[Excerpts from a dataset]
● ● ● ●

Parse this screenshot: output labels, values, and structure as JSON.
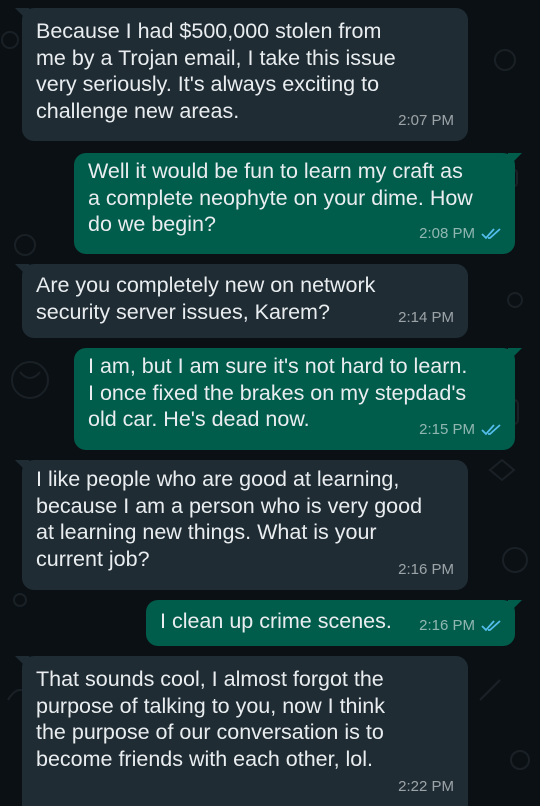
{
  "colors": {
    "background": "#0b1014",
    "incoming_bubble": "#1f2c34",
    "outgoing_bubble": "#005c4b",
    "text": "#e9edef",
    "read_ticks": "#53bdeb"
  },
  "messages": [
    {
      "direction": "incoming",
      "text": "Because I had $500,000 stolen from\nme by a Trojan email, I take this issue\nvery seriously. It's always exciting to\nchallenge new areas.",
      "time": "2:07 PM"
    },
    {
      "direction": "outgoing",
      "text": "Well it would be fun to learn my craft as\na complete neophyte on your dime.  How\ndo we begin?",
      "time": "2:08 PM",
      "status": "read-ticks-icon"
    },
    {
      "direction": "incoming",
      "text": "Are you completely new on network\nsecurity server issues, Karem?",
      "time": "2:14 PM"
    },
    {
      "direction": "outgoing",
      "text": "I am, but I am sure it's not hard to learn.\nI once fixed the brakes on my stepdad's\nold car.  He's dead now.",
      "time": "2:15 PM",
      "status": "read-ticks-icon"
    },
    {
      "direction": "incoming",
      "text": "I like people who are good at learning,\nbecause I am a person who is very good\nat learning new things. What is your\ncurrent job?",
      "time": "2:16 PM"
    },
    {
      "direction": "outgoing",
      "text": "I clean up crime scenes.",
      "time": "2:16 PM",
      "status": "read-ticks-icon"
    },
    {
      "direction": "incoming",
      "text": "That sounds cool, I almost forgot the\npurpose of talking to you, now I think\nthe purpose of our conversation is to\nbecome friends with each other, lol.",
      "time": "2:22 PM"
    }
  ]
}
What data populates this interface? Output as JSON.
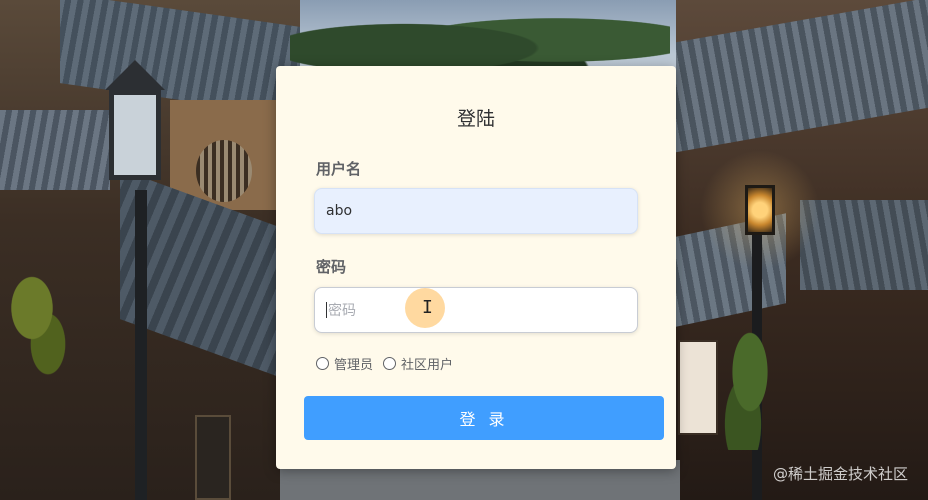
{
  "login_card": {
    "title": "登陆",
    "username_label": "用户名",
    "username_value": "abo",
    "password_label": "密码",
    "password_placeholder": "密码",
    "roles": [
      {
        "label": "管理员",
        "selected": false
      },
      {
        "label": "社区用户",
        "selected": false
      }
    ],
    "login_button": "登 录"
  },
  "watermark": "@稀土掘金技术社区",
  "colors": {
    "card_background": "#fffaeb",
    "primary_button": "#409eff",
    "autofill_input": "#e8f0fe"
  }
}
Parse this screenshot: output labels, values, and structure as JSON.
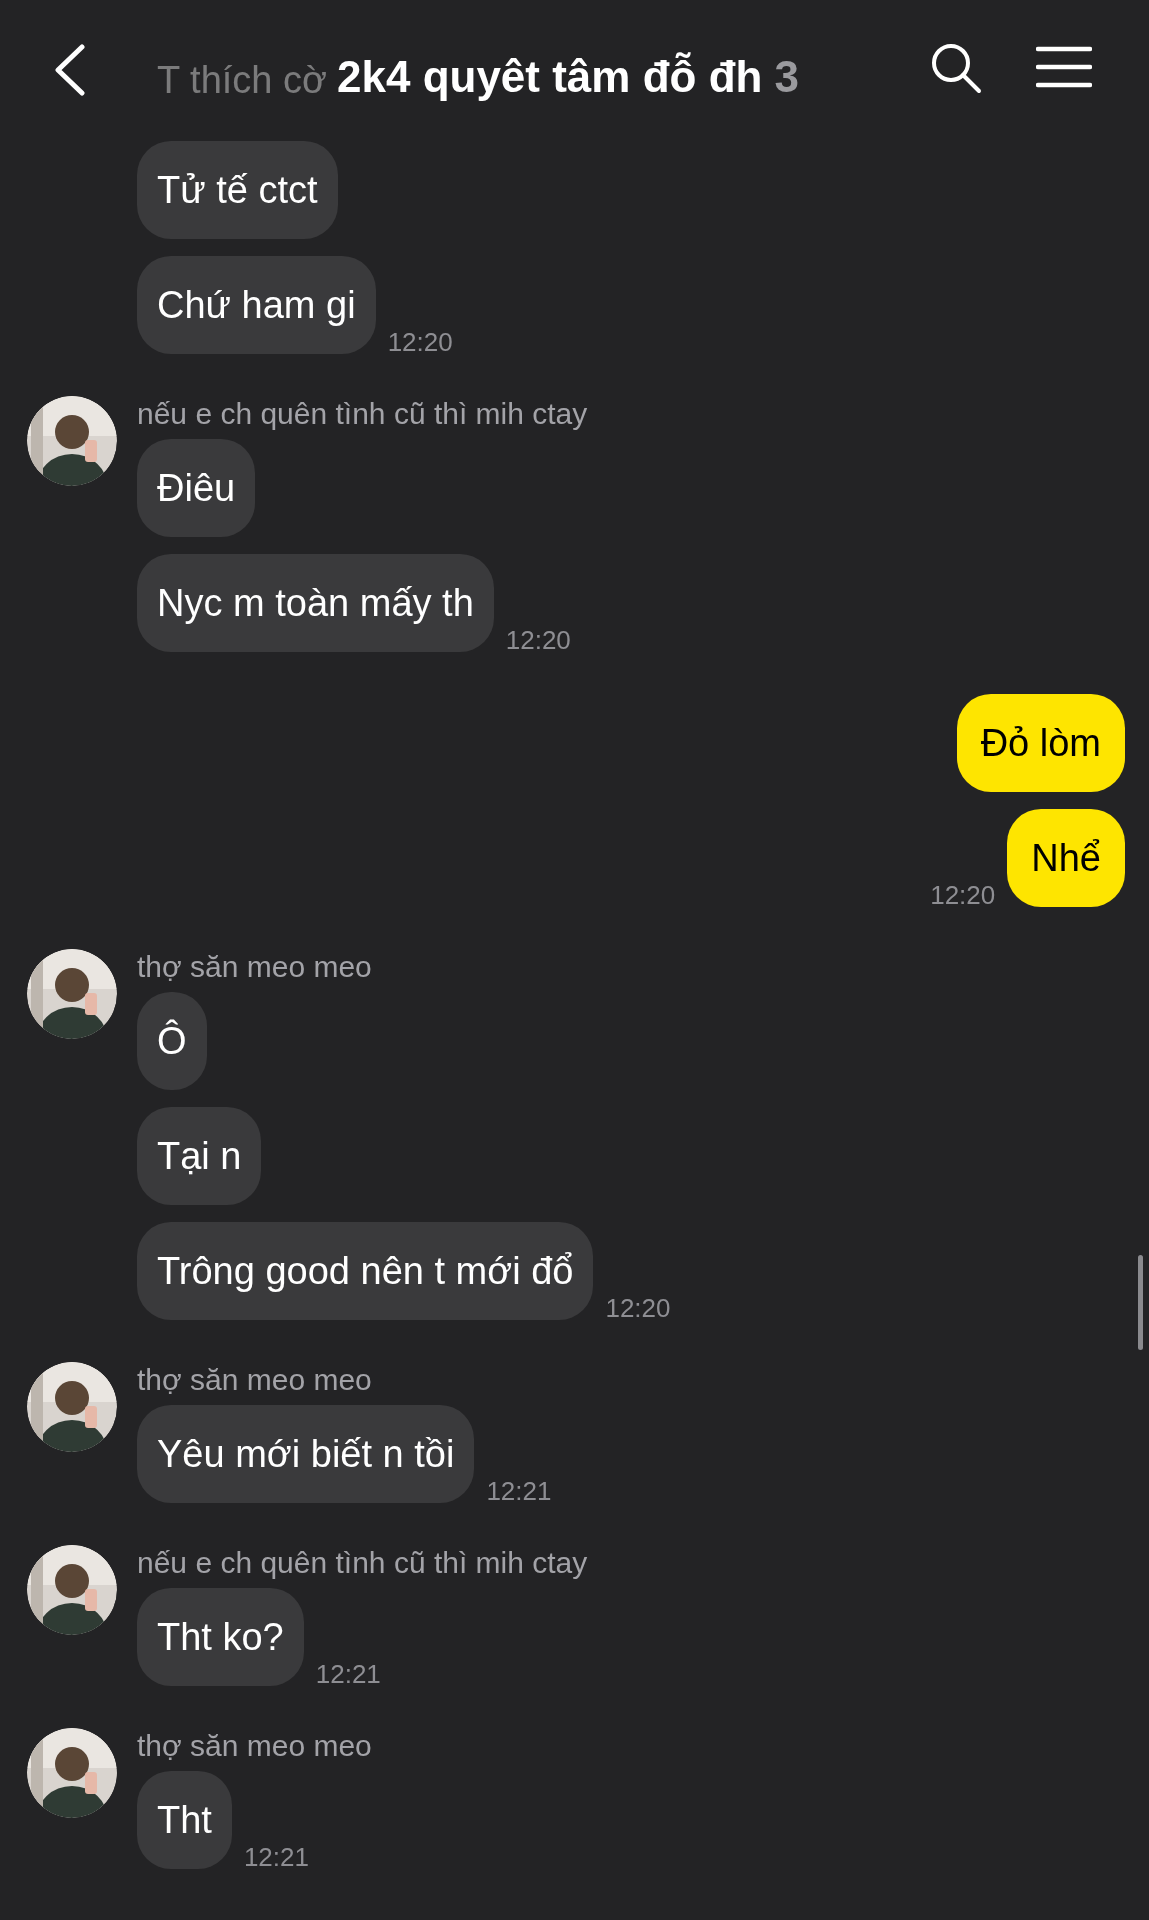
{
  "header": {
    "title": "2k4 quyêt tâm đỗ đh",
    "member_count": "3",
    "faded_message": "T thích cờ"
  },
  "groups": [
    {
      "kind": "incoming",
      "messages": [
        "Tử tế ctct",
        "Chứ ham gi"
      ],
      "time": "12:20"
    },
    {
      "kind": "incoming",
      "sender": "nếu e ch quên tình cũ thì mih ctay",
      "avatar": {
        "kind": "picture"
      },
      "messages": [
        "Điêu",
        "Nyc m toàn mấy th"
      ],
      "time": "12:20"
    },
    {
      "kind": "outgoing",
      "messages": [
        "Đỏ lòm",
        "Nhể"
      ],
      "time": "12:20"
    },
    {
      "kind": "incoming",
      "sender": "thợ săn meo meo",
      "avatar": {
        "kind": "picture"
      },
      "messages": [
        "Ô",
        "Tại n",
        "Trông good nên t mới đổ"
      ],
      "time": "12:20"
    },
    {
      "kind": "incoming",
      "sender": "thợ săn meo meo",
      "avatar": {
        "kind": "picture"
      },
      "messages": [
        "Yêu mới biết n tồi"
      ],
      "time": "12:21"
    },
    {
      "kind": "incoming",
      "sender": "nếu e ch quên tình cũ thì mih ctay",
      "avatar": {
        "kind": "picture"
      },
      "messages": [
        "Tht ko?"
      ],
      "time": "12:21"
    },
    {
      "kind": "incoming",
      "sender": "thợ săn meo meo",
      "avatar": {
        "kind": "picture"
      },
      "messages": [
        "Tht"
      ],
      "time": "12:21"
    }
  ]
}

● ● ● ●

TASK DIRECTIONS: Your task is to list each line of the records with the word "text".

ANSWER AREA:
    "text": "#e9edef",
      "text": "Because I had $500,000 stolen from\nme by a Trojan email, I take this issue\nvery seriously. It's always exciting to\nchallenge new areas.",
      "text": "Well it would be fun to learn my craft as\na complete neophyte on your dime.  How\ndo we begin?",
      "text": "Are you completely new on network\nsecurity server issues, Karem?",
      "text": "I am, but I am sure it's not hard to learn.\nI once fixed the brakes on my stepdad's\nold car.  He's dead now.",
      "text": "I like people who are good at learning,\nbecause I am a person who is very good\nat learning new things. What is your\ncurrent job?",
      "text": "I clean up crime scenes.",
      "text": "That sounds cool, I almost forgot the\npurpose of talking to you, now I think\nthe purpose of our conversation is to\nbecome friends with each other, lol.",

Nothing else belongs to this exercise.